California formerly was one of the highest GDP ranking states in the U.S, and on its own would rank as one of the biggest economies of the world, however this was back in 2011. What happened? A strong proponent of sanctuary cities, which has now dramatically changed the demographics of the state with the Hispanic population set to be the majority, California, under the leadership of a Democrat majority may take the same path as the failed city of Detroit.
BY DAN WALTERS
When the Census Bureau began calculating poverty a half-century ago – as a “war on poverty” became a hot issue in Washington – it devised a rather simple formula.

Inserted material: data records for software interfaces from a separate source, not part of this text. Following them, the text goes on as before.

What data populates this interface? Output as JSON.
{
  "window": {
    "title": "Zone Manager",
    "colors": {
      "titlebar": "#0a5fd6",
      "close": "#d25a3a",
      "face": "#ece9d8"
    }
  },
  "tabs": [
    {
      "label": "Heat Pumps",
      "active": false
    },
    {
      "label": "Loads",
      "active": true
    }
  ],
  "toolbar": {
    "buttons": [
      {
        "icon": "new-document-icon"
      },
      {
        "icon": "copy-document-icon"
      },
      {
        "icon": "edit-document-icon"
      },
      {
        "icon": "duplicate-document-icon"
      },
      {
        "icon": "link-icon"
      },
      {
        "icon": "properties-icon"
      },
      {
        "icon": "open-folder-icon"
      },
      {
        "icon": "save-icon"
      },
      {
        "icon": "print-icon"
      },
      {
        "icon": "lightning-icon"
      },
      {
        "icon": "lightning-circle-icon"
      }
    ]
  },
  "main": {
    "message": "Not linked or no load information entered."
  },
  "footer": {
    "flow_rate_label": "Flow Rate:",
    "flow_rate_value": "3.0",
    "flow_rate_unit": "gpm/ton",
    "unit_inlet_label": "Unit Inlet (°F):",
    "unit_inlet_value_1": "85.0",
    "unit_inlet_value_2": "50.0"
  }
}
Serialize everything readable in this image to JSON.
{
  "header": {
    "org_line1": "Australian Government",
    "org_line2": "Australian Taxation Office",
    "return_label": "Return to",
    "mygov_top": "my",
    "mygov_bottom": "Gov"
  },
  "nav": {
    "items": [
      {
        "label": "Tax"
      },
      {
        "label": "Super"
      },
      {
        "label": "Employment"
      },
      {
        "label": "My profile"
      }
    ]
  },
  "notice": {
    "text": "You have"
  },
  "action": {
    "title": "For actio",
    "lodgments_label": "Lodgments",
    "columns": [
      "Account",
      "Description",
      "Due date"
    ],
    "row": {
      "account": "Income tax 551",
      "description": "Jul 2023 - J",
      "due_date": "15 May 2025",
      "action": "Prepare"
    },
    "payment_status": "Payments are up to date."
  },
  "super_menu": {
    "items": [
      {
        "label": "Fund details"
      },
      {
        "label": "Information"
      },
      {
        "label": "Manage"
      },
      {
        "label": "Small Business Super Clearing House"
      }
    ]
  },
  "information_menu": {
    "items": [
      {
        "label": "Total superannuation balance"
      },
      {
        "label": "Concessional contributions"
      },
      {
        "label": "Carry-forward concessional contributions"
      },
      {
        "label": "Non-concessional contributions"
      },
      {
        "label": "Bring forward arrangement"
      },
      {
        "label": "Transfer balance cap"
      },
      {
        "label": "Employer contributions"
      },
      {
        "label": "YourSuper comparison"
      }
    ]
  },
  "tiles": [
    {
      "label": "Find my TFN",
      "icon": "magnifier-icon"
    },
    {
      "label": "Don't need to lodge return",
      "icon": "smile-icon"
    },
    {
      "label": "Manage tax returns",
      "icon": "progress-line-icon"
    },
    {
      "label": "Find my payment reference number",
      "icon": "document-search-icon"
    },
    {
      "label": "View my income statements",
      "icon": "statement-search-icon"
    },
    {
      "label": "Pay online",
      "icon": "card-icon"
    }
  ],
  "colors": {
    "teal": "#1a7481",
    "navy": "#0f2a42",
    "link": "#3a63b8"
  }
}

The formula defined income that would be counted – excluding non-cash income such as food stamps and housing subsidies – and applied it to a narrow “market basket” of food and other living necessities.
All the data were nationwide, with no adjustments for regional or local differentials.
By the official poverty index, California doesn’t fare too badly, with 17 percent of its residents impoverished, a bit above the national rate of 15.9 percent.
However, it’s long been recognized that the formula is flawed, not only because it excludes some kinds of income, but because its living costs are incomplete and there is no adjustment for the very wide differences in housing and other costs from state to state and community to community.